Copy out each line of the material below that holds the string "icon".

# [RECORDS SHOWN]
BEGIN

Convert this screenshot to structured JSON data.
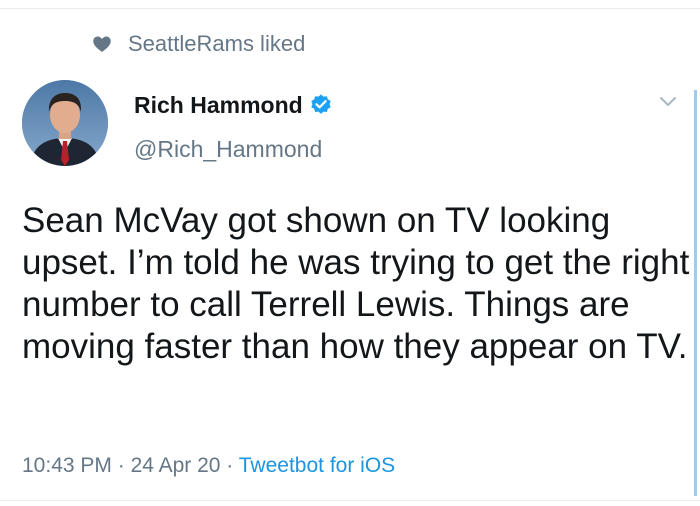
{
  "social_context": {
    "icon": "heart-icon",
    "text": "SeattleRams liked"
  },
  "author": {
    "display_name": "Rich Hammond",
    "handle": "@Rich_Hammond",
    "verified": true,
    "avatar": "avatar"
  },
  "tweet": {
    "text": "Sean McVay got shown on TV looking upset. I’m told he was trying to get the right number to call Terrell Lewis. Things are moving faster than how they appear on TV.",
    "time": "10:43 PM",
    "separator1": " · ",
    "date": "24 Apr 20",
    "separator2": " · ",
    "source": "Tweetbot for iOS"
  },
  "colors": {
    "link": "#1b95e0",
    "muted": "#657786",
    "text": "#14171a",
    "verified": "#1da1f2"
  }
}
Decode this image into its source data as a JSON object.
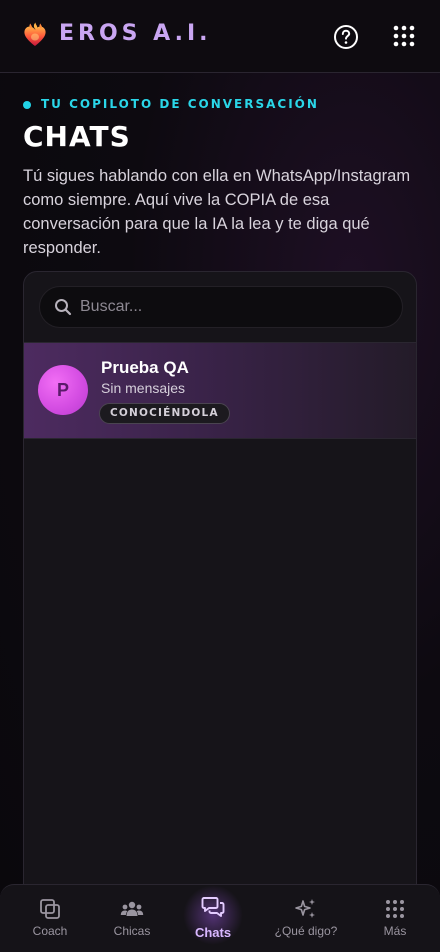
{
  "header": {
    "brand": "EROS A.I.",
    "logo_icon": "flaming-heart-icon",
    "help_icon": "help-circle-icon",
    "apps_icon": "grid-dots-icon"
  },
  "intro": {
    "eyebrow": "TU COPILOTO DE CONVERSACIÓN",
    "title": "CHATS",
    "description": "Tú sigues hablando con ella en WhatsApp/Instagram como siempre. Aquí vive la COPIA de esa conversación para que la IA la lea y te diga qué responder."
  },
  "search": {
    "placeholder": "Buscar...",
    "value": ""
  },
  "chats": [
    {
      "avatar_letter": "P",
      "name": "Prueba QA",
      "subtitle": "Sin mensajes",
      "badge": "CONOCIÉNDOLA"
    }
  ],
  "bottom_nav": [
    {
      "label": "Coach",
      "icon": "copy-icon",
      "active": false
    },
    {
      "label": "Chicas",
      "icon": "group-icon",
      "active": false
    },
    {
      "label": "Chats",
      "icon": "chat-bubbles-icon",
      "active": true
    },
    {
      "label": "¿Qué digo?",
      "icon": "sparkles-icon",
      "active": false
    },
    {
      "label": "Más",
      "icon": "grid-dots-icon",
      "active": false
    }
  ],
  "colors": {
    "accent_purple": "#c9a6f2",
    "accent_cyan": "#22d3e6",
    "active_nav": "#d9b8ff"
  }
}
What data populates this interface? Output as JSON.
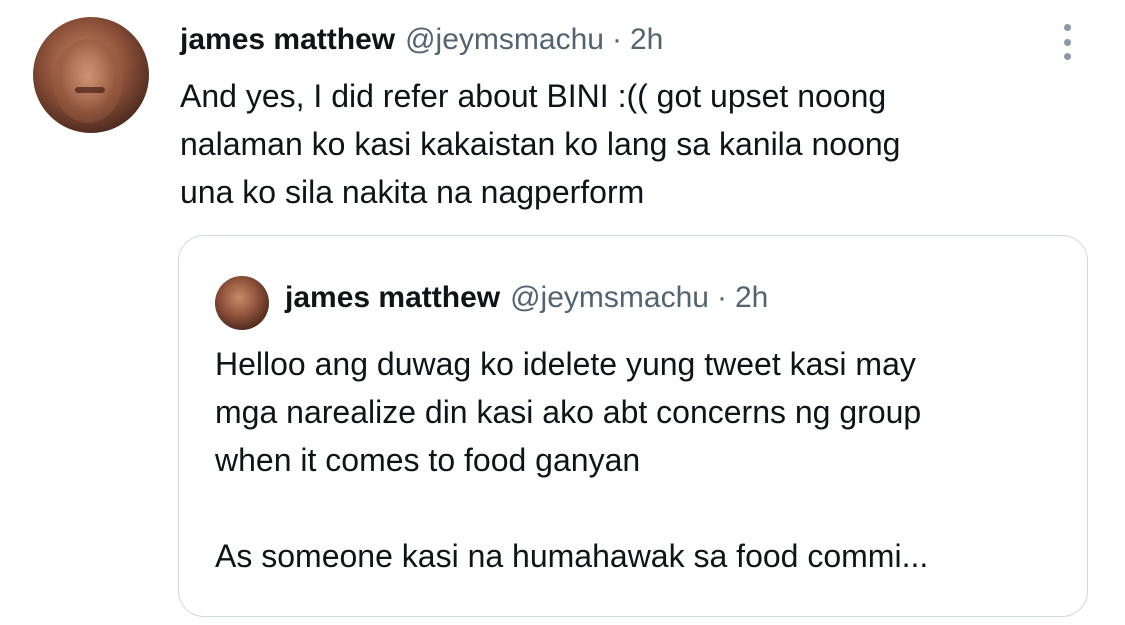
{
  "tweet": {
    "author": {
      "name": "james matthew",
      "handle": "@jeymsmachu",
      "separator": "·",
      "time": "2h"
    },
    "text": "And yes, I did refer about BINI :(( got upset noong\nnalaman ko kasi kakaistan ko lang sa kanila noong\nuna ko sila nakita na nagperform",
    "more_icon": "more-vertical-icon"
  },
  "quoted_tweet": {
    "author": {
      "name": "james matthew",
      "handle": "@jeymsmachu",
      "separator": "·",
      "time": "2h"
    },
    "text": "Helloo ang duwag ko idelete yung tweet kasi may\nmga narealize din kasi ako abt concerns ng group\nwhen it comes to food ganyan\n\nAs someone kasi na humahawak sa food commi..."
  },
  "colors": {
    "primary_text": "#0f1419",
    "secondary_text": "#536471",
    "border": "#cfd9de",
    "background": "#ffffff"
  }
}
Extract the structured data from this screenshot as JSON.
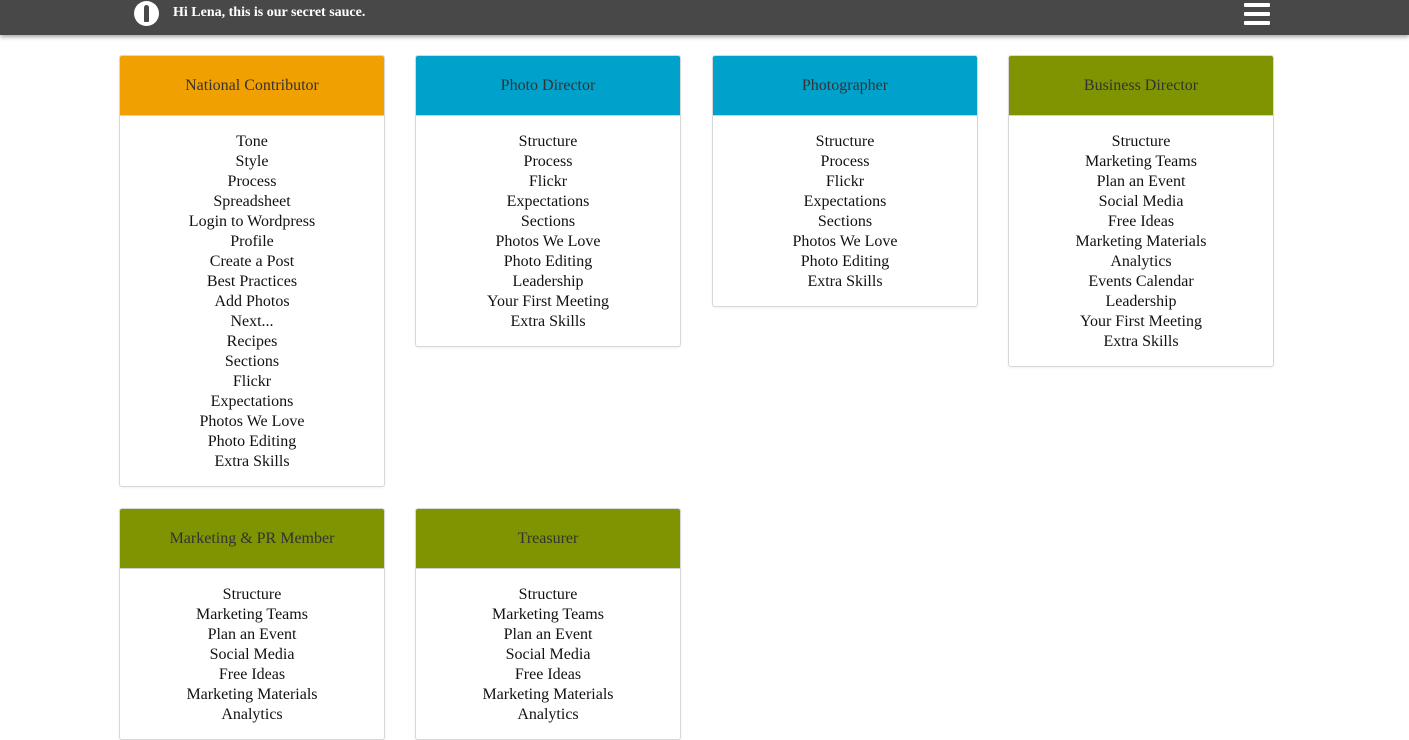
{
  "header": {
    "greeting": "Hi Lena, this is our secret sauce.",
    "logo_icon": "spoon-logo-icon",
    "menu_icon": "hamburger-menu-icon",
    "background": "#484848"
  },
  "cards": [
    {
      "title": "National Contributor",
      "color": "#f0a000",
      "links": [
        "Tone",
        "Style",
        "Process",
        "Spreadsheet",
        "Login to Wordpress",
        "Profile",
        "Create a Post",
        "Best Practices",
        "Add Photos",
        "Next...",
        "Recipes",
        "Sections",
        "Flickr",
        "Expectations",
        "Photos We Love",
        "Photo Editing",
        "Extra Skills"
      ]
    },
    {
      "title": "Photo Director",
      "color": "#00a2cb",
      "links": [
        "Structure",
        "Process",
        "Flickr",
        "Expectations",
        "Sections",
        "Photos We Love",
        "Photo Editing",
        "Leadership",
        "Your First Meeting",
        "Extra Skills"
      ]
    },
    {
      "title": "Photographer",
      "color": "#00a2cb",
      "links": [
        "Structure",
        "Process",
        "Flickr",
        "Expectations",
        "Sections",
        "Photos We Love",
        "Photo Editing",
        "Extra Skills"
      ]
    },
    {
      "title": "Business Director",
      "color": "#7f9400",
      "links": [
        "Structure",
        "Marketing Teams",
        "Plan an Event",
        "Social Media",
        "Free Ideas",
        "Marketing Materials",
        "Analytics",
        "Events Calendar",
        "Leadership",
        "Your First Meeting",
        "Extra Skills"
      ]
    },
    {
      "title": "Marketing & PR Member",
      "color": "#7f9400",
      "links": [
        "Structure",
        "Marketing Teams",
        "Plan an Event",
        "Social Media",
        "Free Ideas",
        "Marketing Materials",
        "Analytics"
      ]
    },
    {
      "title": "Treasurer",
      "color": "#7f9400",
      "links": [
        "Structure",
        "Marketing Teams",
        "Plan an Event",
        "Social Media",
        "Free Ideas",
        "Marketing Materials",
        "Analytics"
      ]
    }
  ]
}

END

# [ANSWER]
    "icon": "heart-icon",
    "logo_icon": "flaming-heart-icon",
    "help_icon": "help-circle-icon",
    "apps_icon": "grid-dots-icon"
      "icon": "copy-icon",
      "icon": "group-icon",
      "icon": "chat-bubbles-icon",
      "icon": "sparkles-icon",
      "icon": "grid-dots-icon",
    "more_icon": "more-vertical-icon"
    "logo_icon": "spoon-logo-icon",
    "menu_icon": "hamburger-menu-icon",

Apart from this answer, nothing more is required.